» What you are asked to do
Output all entries exactly as they appear and skip the pictures.

Given records: Begin

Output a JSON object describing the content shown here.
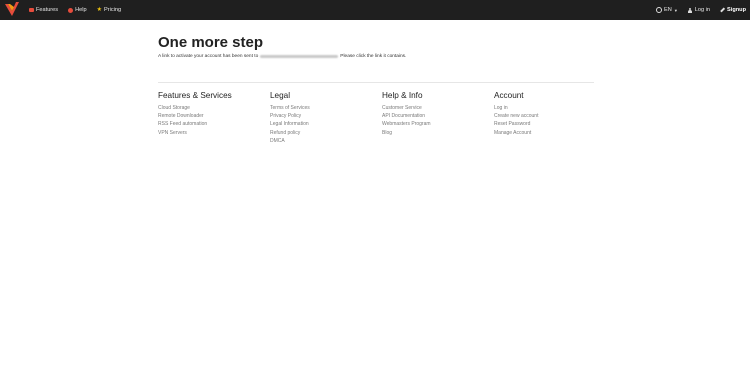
{
  "navbar": {
    "left_items": [
      {
        "label": "Features",
        "icon": "features-icon"
      },
      {
        "label": "Help",
        "icon": "help-icon"
      },
      {
        "label": "Pricing",
        "icon": "star-icon"
      }
    ],
    "language": "EN",
    "login_label": "Log in",
    "signup_label": "Signup"
  },
  "main": {
    "title": "One more step",
    "message_prefix": "A link to activate your account has been sent to",
    "message_suffix": "Please click the link it contains."
  },
  "footer": {
    "columns": [
      {
        "heading": "Features & Services",
        "links": [
          "Cloud Storage",
          "Remote Downloader",
          "RSS Feed automation",
          "VPN Servers"
        ]
      },
      {
        "heading": "Legal",
        "links": [
          "Terms of Services",
          "Privacy Policy",
          "Legal Information",
          "Refund policy",
          "DMCA"
        ]
      },
      {
        "heading": "Help & Info",
        "links": [
          "Customer Service",
          "API Documentation",
          "Webmasters Program",
          "Blog"
        ]
      },
      {
        "heading": "Account",
        "links": [
          "Log in",
          "Create new account",
          "Reset Password",
          "Manage Account"
        ]
      }
    ]
  },
  "colors": {
    "navbar_bg": "#1f1f1f",
    "accent_red": "#e74c3c",
    "star_yellow": "#f1c40f"
  }
}
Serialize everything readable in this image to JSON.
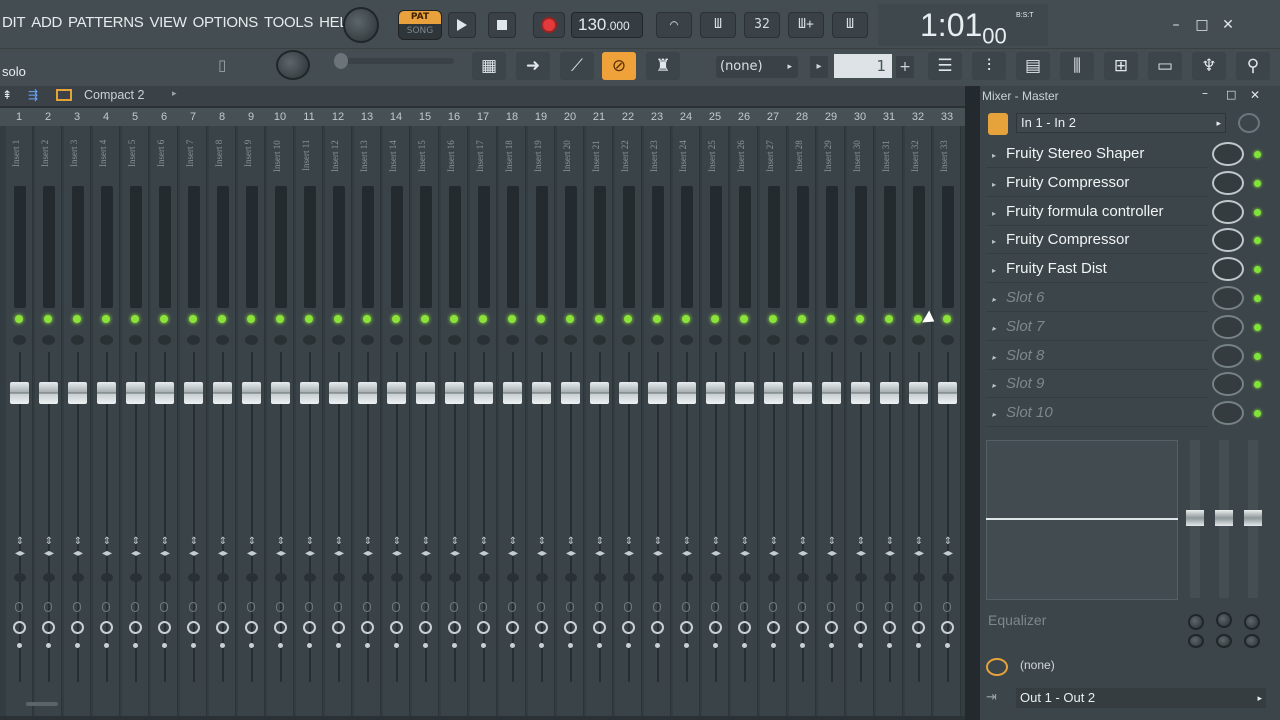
{
  "menu": [
    "DIT",
    "ADD",
    "PATTERNS",
    "VIEW",
    "OPTIONS",
    "TOOLS",
    "HELP"
  ],
  "transport": {
    "pat_label": "PAT",
    "song_label": "SONG",
    "tempo": "130",
    "tempo_decimal": ".000",
    "pattern_selector": "(none)",
    "pattern_number": "1"
  },
  "clock": {
    "bars": "1:01",
    "ticks": "00",
    "unit": "B:S:T"
  },
  "window_buttons": [
    "–",
    "□",
    "✕"
  ],
  "hint": "solo",
  "mixer": {
    "view_label": "Compact 2",
    "strip_count": 33,
    "insert_prefix": "Insert"
  },
  "channel_numbers": [
    "1",
    "2",
    "3",
    "4",
    "5",
    "6",
    "7",
    "8",
    "9",
    "10",
    "11",
    "12",
    "13",
    "14",
    "15",
    "16",
    "17",
    "18",
    "19",
    "20",
    "21",
    "22",
    "23",
    "24",
    "25",
    "26",
    "27",
    "28",
    "29",
    "30",
    "31",
    "32",
    "33"
  ],
  "right_panel": {
    "title": "Mixer - Master",
    "input": "In 1 - In 2",
    "slots": [
      {
        "label": "Fruity Stereo Shaper",
        "empty": false
      },
      {
        "label": "Fruity Compressor",
        "empty": false
      },
      {
        "label": "Fruity formula controller",
        "empty": false
      },
      {
        "label": "Fruity Compressor",
        "empty": false
      },
      {
        "label": "Fruity Fast Dist",
        "empty": false
      },
      {
        "label": "Slot 6",
        "empty": true
      },
      {
        "label": "Slot 7",
        "empty": true
      },
      {
        "label": "Slot 8",
        "empty": true
      },
      {
        "label": "Slot 9",
        "empty": true
      },
      {
        "label": "Slot 10",
        "empty": true
      }
    ],
    "eq_label": "Equalizer",
    "sidechain": "(none)",
    "output": "Out 1 - Out 2"
  },
  "colors": {
    "accent": "#f0a23a",
    "led": "#8be23a",
    "record": "#e33b3b"
  }
}
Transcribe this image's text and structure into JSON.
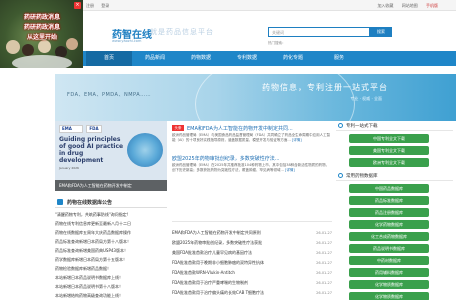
{
  "topbar": {
    "left": [
      "注册",
      "登录"
    ],
    "right": [
      "加入收藏",
      "网站地图",
      "手机版"
    ]
  },
  "header": {
    "logo": "药智在线",
    "logo_sub": "www.yaozhi.com",
    "slogan": "就是药品信息平台",
    "search_placeholder": "关键词",
    "search_button": "搜索",
    "hot_label": "热门搜索："
  },
  "promo": {
    "lines": [
      "药研药政消息",
      "药研药政消息",
      "从这里开始"
    ],
    "close": "×"
  },
  "nav": [
    {
      "label": "首页",
      "active": true
    },
    {
      "label": "药品新闻",
      "active": false
    },
    {
      "label": "药物数据",
      "active": false
    },
    {
      "label": "专利数据",
      "active": false
    },
    {
      "label": "药化专题",
      "active": false
    },
    {
      "label": "服务",
      "active": false
    }
  ],
  "banner": {
    "left_text": "FDA、EMA、PMDA、NMPA……",
    "right_title": "药物信息，专利注册一站式平台",
    "right_sub": "专业 · 权威 · 全面"
  },
  "slide": {
    "ema": "EMA",
    "fda": "FDA",
    "title": "Guiding principles of good AI practice in drug development",
    "date": "January 2026",
    "caption": "EMA和FDA为人工智能在药物开发中制定"
  },
  "announcements": {
    "title": "药物在线数据库公告",
    "items": [
      "\"清醒药物专利，共筑药事防线\"询问指定!",
      "药物在线专利信息库更新至最新八月十二日",
      "药物在线数据库五周年大庆药品数据库操作",
      "药品标准查询新增日本药局方第十八版本！",
      "药品标准查询新增美国药典USP43版本！",
      "药学数据库新增日本药局方第十五版本！",
      "药物检验数据库新增药品数据！",
      "本站新增日本药品说明书数据库上线！",
      "本站新增日本药品说明书第十八版本！",
      "本站新增结构药物高级查询功能上线！"
    ]
  },
  "featured": [
    {
      "tag": "头条",
      "title": "EMA和FDA为人工智能在药物开发中制定共同...",
      "desc": "欧洲药品管理局（EMA）与美国食品药品监督管理局（FDA）共同确立了药品全生命周期中应用人工智能（AI）的十项良好实践指导原则，涵盖数据质量、模型开发与验证等方面...",
      "link": "[详情]"
    },
    {
      "tag": "",
      "title": "欧盟2025年药物审批创纪录，多数突破性疗法...",
      "desc": "欧洲药品管理局（EMA）在2025年共推荐批准104种药物上市，其中包括38种含新活性物质的药物，创下历史新高；多数获批药物为突破性疗法，覆盖肿瘤、罕见病等领域...",
      "link": "[详情]"
    }
  ],
  "news": [
    {
      "title": "EMA和FDA为人工智能在药物开发中制定共同原则",
      "date": "26-01-27"
    },
    {
      "title": "欧盟2025年药物审批创纪录，多数突破性疗法获批",
      "date": "26-01-27"
    },
    {
      "title": "美国FDA批准首款治疗儿童罕见病的基因疗法",
      "date": "26-01-27"
    },
    {
      "title": "FDA批准首款用于晚期非小细胞肺癌的双特异性抗体",
      "date": "26-01-27"
    },
    {
      "title": "FDA批准首款WRN-Vlukin-Antitch",
      "date": "26-01-27"
    },
    {
      "title": "FDA批准首款用于治疗严重哮喘的生物制剂",
      "date": "26-01-27"
    },
    {
      "title": "FDA批准首款用于治疗偏头痛的长效CAB T细胞疗法",
      "date": "26-01-27"
    }
  ],
  "sidebar": {
    "patent_head": "专利一站式下载",
    "patent_buttons": [
      "中国专利全文下载",
      "美国专利全文下载",
      "欧洲专利全文下载"
    ],
    "db_head": "常用药物数据库",
    "db_buttons": [
      "中国药品数据库",
      "药品标准数据库",
      "药品注册数据库",
      "化学药物数据库",
      "化工合成药物数据库",
      "药品说明书数据库",
      "中药材数据库",
      "药用辅料数据库",
      "化学物质数据库",
      "化学物质数据库"
    ]
  },
  "colors": {
    "brand": "#1f86c8",
    "accent_green": "#3aa04c",
    "tag_red": "#e33333"
  }
}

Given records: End

» Task result
Output a JSON object describing the content shown here.
{
  "navbar": {
    "left_items": [
      {
        "label": "Features",
        "icon": "features-icon"
      },
      {
        "label": "Help",
        "icon": "help-icon"
      },
      {
        "label": "Pricing",
        "icon": "star-icon"
      }
    ],
    "language": "EN",
    "login_label": "Log in",
    "signup_label": "Signup"
  },
  "main": {
    "title": "One more step",
    "message_prefix": "A link to activate your account has been sent to",
    "message_suffix": "Please click the link it contains."
  },
  "footer": {
    "columns": [
      {
        "heading": "Features & Services",
        "links": [
          "Cloud Storage",
          "Remote Downloader",
          "RSS Feed automation",
          "VPN Servers"
        ]
      },
      {
        "heading": "Legal",
        "links": [
          "Terms of Services",
          "Privacy Policy",
          "Legal Information",
          "Refund policy",
          "DMCA"
        ]
      },
      {
        "heading": "Help & Info",
        "links": [
          "Customer Service",
          "API Documentation",
          "Webmasters Program",
          "Blog"
        ]
      },
      {
        "heading": "Account",
        "links": [
          "Log in",
          "Create new account",
          "Reset Password",
          "Manage Account"
        ]
      }
    ]
  },
  "colors": {
    "navbar_bg": "#1f1f1f",
    "accent_red": "#e74c3c",
    "star_yellow": "#f1c40f"
  }
}
Serialize everything readable in this image to JSON.
{
  "menu": [
    "DIT",
    "ADD",
    "PATTERNS",
    "VIEW",
    "OPTIONS",
    "TOOLS",
    "HELP"
  ],
  "transport": {
    "pat_label": "PAT",
    "song_label": "SONG",
    "tempo": "130",
    "tempo_decimal": ".000",
    "pattern_selector": "(none)",
    "pattern_number": "1"
  },
  "clock": {
    "bars": "1:01",
    "ticks": "00",
    "unit": "B:S:T"
  },
  "window_buttons": [
    "–",
    "□",
    "✕"
  ],
  "hint": "solo",
  "mixer": {
    "view_label": "Compact 2",
    "strip_count": 33,
    "insert_prefix": "Insert"
  },
  "channel_numbers": [
    "1",
    "2",
    "3",
    "4",
    "5",
    "6",
    "7",
    "8",
    "9",
    "10",
    "11",
    "12",
    "13",
    "14",
    "15",
    "16",
    "17",
    "18",
    "19",
    "20",
    "21",
    "22",
    "23",
    "24",
    "25",
    "26",
    "27",
    "28",
    "29",
    "30",
    "31",
    "32",
    "33"
  ],
  "right_panel": {
    "title": "Mixer - Master",
    "input": "In 1 - In 2",
    "slots": [
      {
        "label": "Fruity Stereo Shaper",
        "empty": false
      },
      {
        "label": "Fruity Compressor",
        "empty": false
      },
      {
        "label": "Fruity formula controller",
        "empty": false
      },
      {
        "label": "Fruity Compressor",
        "empty": false
      },
      {
        "label": "Fruity Fast Dist",
        "empty": false
      },
      {
        "label": "Slot 6",
        "empty": true
      },
      {
        "label": "Slot 7",
        "empty": true
      },
      {
        "label": "Slot 8",
        "empty": true
      },
      {
        "label": "Slot 9",
        "empty": true
      },
      {
        "label": "Slot 10",
        "empty": true
      }
    ],
    "eq_label": "Equalizer",
    "sidechain": "(none)",
    "output": "Out 1 - Out 2"
  },
  "colors": {
    "accent": "#f0a23a",
    "led": "#8be23a",
    "record": "#e33b3b"
  }
}
Transcribe this image's text and structure into JSON.
{
  "topbar": {
    "left": [
      "注册",
      "登录"
    ],
    "right": [
      "加入收藏",
      "网站地图",
      "手机版"
    ]
  },
  "header": {
    "logo": "药智在线",
    "logo_sub": "www.yaozhi.com",
    "slogan": "就是药品信息平台",
    "search_placeholder": "关键词",
    "search_button": "搜索",
    "hot_label": "热门搜索："
  },
  "promo": {
    "lines": [
      "药研药政消息",
      "药研药政消息",
      "从这里开始"
    ],
    "close": "×"
  },
  "nav": [
    {
      "label": "首页",
      "active": true
    },
    {
      "label": "药品新闻",
      "active": false
    },
    {
      "label": "药物数据",
      "active": false
    },
    {
      "label": "专利数据",
      "active": false
    },
    {
      "label": "药化专题",
      "active": false
    },
    {
      "label": "服务",
      "active": false
    }
  ],
  "banner": {
    "left_text": "FDA、EMA、PMDA、NMPA……",
    "right_title": "药物信息，专利注册一站式平台",
    "right_sub": "专业 · 权威 · 全面"
  },
  "slide": {
    "ema": "EMA",
    "fda": "FDA",
    "title": "Guiding principles of good AI practice in drug development",
    "date": "January 2026",
    "caption": "EMA和FDA为人工智能在药物开发中制定"
  },
  "announcements": {
    "title": "药物在线数据库公告",
    "items": [
      "\"清醒药物专利，共筑药事防线\"询问指定!",
      "药物在线专利信息库更新至最新八月十二日",
      "药物在线数据库五周年大庆药品数据库操作",
      "药品标准查询新增日本药局方第十八版本！",
      "药品标准查询新增美国药典USP43版本！",
      "药学数据库新增日本药局方第十五版本！",
      "药物检验数据库新增药品数据！",
      "本站新增日本药品说明书数据库上线！",
      "本站新增日本药品说明书第十八版本！",
      "本站新增结构药物高级查询功能上线！"
    ]
  },
  "featured": [
    {
      "tag": "头条",
      "title": "EMA和FDA为人工智能在药物开发中制定共同...",
      "desc": "欧洲药品管理局（EMA）与美国食品药品监督管理局（FDA）共同确立了药品全生命周期中应用人工智能（AI）的十项良好实践指导原则，涵盖数据质量、模型开发与验证等方面...",
      "link": "[详情]"
    },
    {
      "tag": "",
      "title": "欧盟2025年药物审批创纪录，多数突破性疗法...",
      "desc": "欧洲药品管理局（EMA）在2025年共推荐批准104种药物上市，其中包括38种含新活性物质的药物，创下历史新高；多数获批药物为突破性疗法，覆盖肿瘤、罕见病等领域...",
      "link": "[详情]"
    }
  ],
  "news": [
    {
      "title": "EMA和FDA为人工智能在药物开发中制定共同原则",
      "date": "26-01-27"
    },
    {
      "title": "欧盟2025年药物审批创纪录，多数突破性疗法获批",
      "date": "26-01-27"
    },
    {
      "title": "美国FDA批准首款治疗儿童罕见病的基因疗法",
      "date": "26-01-27"
    },
    {
      "title": "FDA批准首款用于晚期非小细胞肺癌的双特异性抗体",
      "date": "26-01-27"
    },
    {
      "title": "FDA批准首款WRN-Vlukin-Antitch",
      "date": "26-01-27"
    },
    {
      "title": "FDA批准首款用于治疗严重哮喘的生物制剂",
      "date": "26-01-27"
    },
    {
      "title": "FDA批准首款用于治疗偏头痛的长效CAB T细胞疗法",
      "date": "26-01-27"
    }
  ],
  "sidebar": {
    "patent_head": "专利一站式下载",
    "patent_buttons": [
      "中国专利全文下载",
      "美国专利全文下载",
      "欧洲专利全文下载"
    ],
    "db_head": "常用药物数据库",
    "db_buttons": [
      "中国药品数据库",
      "药品标准数据库",
      "药品注册数据库",
      "化学药物数据库",
      "化工合成药物数据库",
      "药品说明书数据库",
      "中药材数据库",
      "药用辅料数据库",
      "化学物质数据库",
      "化学物质数据库"
    ]
  },
  "colors": {
    "brand": "#1f86c8",
    "accent_green": "#3aa04c",
    "tag_red": "#e33333"
  }
}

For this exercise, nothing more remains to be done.